Wednesday, May 1, 2013 | 12:00 a.m. CDT; updated 10:21 a.m. CDT, Wednesday, May 1, 2013
BY JACOB KIRN
UPDATE: This story has been revised to add information about Strickland’s early years and more detail about his time at MU.
COLUMBIA — Arvarh Strickland, the first black professor at MU and a longtime advocate for minority hiring in higher education, died Tuesday morning at age 82. His death was confirmed by Otto Steinhaus, former pastor at Missouri United Methodist Church.
Throughout his career, Strickland criticized the university for its reluctance to hire and promote more black professors.
“You have not availed yourself of the diversity and broadened perspective which black faculty members can bring” to these positions, he told an MU chancellor in 1978.

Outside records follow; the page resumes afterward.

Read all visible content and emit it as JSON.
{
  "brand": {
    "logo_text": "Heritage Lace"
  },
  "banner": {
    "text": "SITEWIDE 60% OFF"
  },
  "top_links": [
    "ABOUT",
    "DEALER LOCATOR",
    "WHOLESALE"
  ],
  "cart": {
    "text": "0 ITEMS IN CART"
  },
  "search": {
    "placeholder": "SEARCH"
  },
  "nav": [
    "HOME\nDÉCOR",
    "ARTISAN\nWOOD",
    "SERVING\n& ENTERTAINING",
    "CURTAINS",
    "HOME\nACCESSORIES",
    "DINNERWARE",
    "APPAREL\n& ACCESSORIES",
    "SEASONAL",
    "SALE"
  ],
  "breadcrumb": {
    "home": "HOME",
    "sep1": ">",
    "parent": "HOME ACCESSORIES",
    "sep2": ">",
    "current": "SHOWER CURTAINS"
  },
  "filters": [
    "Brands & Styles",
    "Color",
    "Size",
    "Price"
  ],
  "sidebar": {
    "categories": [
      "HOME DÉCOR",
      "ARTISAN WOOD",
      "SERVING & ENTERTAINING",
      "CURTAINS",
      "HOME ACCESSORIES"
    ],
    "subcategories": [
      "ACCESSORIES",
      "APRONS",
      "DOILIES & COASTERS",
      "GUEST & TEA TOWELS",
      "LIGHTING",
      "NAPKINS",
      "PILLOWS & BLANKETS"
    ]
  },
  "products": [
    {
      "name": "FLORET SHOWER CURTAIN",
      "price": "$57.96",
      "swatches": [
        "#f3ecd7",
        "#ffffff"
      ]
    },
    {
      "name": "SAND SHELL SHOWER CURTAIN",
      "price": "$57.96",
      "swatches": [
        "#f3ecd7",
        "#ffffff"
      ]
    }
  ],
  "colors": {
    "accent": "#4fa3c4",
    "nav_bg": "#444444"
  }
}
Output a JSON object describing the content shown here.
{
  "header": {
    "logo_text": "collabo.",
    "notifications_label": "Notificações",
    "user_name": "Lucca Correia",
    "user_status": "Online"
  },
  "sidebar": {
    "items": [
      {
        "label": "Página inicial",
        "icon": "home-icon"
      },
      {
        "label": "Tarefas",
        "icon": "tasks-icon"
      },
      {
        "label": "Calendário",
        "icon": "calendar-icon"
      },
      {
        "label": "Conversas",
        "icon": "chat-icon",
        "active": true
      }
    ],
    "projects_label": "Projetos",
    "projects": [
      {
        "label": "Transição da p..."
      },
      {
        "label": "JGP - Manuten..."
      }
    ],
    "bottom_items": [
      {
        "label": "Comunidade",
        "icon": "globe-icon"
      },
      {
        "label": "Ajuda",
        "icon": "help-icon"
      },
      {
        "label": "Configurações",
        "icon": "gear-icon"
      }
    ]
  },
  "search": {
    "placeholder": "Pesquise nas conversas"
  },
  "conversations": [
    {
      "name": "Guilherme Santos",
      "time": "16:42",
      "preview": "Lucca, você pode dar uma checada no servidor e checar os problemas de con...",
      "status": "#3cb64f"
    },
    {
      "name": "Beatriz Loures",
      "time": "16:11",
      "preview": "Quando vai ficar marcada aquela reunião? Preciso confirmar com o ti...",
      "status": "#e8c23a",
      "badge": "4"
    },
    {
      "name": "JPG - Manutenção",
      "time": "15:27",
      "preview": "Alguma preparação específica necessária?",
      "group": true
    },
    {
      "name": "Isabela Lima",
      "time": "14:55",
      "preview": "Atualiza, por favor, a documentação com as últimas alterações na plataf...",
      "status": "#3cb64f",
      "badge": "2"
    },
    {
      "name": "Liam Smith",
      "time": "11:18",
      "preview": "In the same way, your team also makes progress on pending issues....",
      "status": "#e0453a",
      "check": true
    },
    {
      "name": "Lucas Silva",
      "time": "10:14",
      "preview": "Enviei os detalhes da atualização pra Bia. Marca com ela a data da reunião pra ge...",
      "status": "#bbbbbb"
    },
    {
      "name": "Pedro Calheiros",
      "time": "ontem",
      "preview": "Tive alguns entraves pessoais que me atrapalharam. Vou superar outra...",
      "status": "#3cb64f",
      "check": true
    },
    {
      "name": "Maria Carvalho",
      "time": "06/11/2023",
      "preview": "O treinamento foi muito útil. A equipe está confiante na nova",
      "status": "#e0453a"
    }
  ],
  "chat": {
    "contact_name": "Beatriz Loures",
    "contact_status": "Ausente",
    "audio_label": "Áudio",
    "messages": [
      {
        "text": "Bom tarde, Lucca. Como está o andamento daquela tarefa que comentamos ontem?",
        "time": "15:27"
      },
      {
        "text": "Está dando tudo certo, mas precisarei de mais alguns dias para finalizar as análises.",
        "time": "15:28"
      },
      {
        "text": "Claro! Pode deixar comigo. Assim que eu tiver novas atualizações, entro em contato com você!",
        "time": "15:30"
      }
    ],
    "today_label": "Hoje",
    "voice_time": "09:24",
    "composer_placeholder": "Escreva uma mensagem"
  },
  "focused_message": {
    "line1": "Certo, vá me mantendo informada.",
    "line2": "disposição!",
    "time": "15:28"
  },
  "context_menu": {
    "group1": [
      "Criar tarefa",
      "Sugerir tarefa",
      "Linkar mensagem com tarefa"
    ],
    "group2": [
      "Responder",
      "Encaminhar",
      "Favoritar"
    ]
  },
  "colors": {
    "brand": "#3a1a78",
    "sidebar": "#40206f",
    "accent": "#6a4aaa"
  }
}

Strickland also advocated for aid to black students through his work on the Ethnic Minorities Committee.
“I hope we are about to make a leap,” he told the Missourian in 1978.
Arvarh Strickland, MU’s first African-American professor, is shown in a 1990 photograph. ¦ MISSOURIAN FILE
From Mississippi to Missouri
Arvarh Strickland was born on July 6, 1930, in Hattiesburg, Miss. His father wasn’t involved in his life, and he was primarily raised by his mother and her parents.
Strickland graduated summa cum laude from the historically African-American Tougaloo College in Tougaloo, Miss., in 1951.
He married Willie Elmore a couple weeks after graduation, excluding him from the draft for a few years. After teaching at a black high school in Hattiesburg, Strickland began attending the University of Illinois at Urbana Champaign for his master’s degree in 1953.
Around this time, the draft board changed its mind due to increasing pressure from the Korean War. Strickland served two years, spending most of his time in Maryland.
After his service, he returned to the University of Illinois, where he received his doctorate in 1962.
Soon after, he began teaching at Chicago State University on the south side of Chicago. Strickland became an active member of his predominantly African-American community.
In 1969, MU hired Strickland to teach a few courses in black history, and he became the first African-American professor at the university.
After a couple years, Strickland was named the special assistant to Chancellor Herbert W. Schooling, for the recruitment of minority group instructors. The position was supposed to lead to an increase in the hiring of minorities at the university.
Strickland brought to the attention of the school and community the lack of minority educators within the university and the community.
In 1995, Strickland received the MU Alumni Association’s Distinguished Faculty Award. When he retired after 26 years with the university in January 1996, a meeting room in the Memorial Student Union was dedicated to him.
After retirement, Strickland co-authored a book, “The African-American Experience: An Historiographical and Bibliographical Guide,” with Robert Weems Jr.
The university established the Arvarh E. Strickland Distinguished Professorship of African-American History and Culture in 1999.
Following a demand by the Legion of Black Collegians that Chancellor Brady Deaton name a campus building after a black leader, the General Classroom Building was renamed Strickland Hall in 2007.
“And so what I did was to stay here and try to fight to see that other African-Americans who came on the faculty and as staff would not have to refight those battles,” he said in a video before the dedication.
Visitation will be at 9:30 a.m. Saturday at Missouri United Methodist Church, 204 S. Ninth St. Services will take place at 11 a.m. Internment will follow at Memorial Park Cemetery, 1217 Business Loop 70 W.
Bryan Richardson contributed to this story